Eiland's Online English Materials

'The Storyteller' by Gary Zahradka
The Storyteller© Gary Zarahdka


Story Poetry has an old and varied history. Originally, stories and news of the day were passed orally, usually through a trained storyteller, or bard, whose livelihood was to go from town to town, disseminating information and gathering new stories to tell. In order to entertain the gathering audience and to increase tips, the storyteller often employed various methods. For example, stories were woven into song, poetic verse, which also helped the storyteller to remember the details of the story in various retellings. Story poems not only told the news of the day, but also retold regional and religious tales, sometimes with a moral intent, and others purely for entertainment. Biblical tales were popular, as were songs of adventure, romance and tragedy. The bard was a mixture of entertainer and newsman, each with his own flavor and penache, but standard plot lines were shared across Europe and even across cultures, including love found or lost, morality tales for children, tales of redemption and stories of villains and sinners justly punished.

Historically, Plato created stories specifically for children, often in verse, with a specific theory in mind. "Stories should provide models for children to imitate, and as ideas taken in at an early age become indelibly fixed, the creation of fables and legends for children, true or fictional, is to be strictly supervised" (Scolnicov). These tales were specifically designed to model and encourage appropriate cultural behavior, as well as to discourage inappropriate behaviors in both children and adults. This type of approach was also used consistently in the Bible and other religious texts as a way to both entertain as well as instruct the audience. As literature became published, the narrative poem became a part of standard children's literature, often telling rather long complicated stories of a quest or the many travails of a particular character. Later, this type of poetry was also used by authors such as Dr. Seuss, accompanied by pictures, to tell an entertaining story.


Saltman, Judith. The Riverside Anthology of Children's Literature, 6th ed. Houghton Mifflin, 1985.

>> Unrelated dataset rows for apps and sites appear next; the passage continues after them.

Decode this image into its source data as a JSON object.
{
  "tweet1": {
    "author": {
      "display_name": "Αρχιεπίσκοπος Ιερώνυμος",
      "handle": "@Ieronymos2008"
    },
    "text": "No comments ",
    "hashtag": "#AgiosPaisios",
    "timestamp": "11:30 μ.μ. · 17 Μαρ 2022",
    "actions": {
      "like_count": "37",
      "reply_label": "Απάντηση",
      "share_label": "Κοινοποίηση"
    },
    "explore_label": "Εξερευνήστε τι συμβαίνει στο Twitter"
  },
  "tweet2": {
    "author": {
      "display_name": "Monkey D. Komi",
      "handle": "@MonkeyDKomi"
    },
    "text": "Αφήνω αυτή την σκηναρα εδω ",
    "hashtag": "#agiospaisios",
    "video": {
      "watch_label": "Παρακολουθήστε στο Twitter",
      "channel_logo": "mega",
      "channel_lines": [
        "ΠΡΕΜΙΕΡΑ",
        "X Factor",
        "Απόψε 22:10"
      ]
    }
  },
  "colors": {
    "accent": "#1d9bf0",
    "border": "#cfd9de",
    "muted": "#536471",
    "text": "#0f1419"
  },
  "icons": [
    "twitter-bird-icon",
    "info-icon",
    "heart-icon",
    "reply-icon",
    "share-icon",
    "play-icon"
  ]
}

Scolnicov, Samuel. "Plato (427-348 B.C.E.)." Encyclopedia of Children and Childhood in History and Society. Ed. Paula S. Fass. Vol. 2. New York: Macmillan Reference USA, 2004. 681-682. 3 vols. Gale Virtual Reference Library. Thomson Gale. Citrus College. 4 Sep. 2006 .

© T. T. Eiland, August, 2006
Last modified: September 14, 2006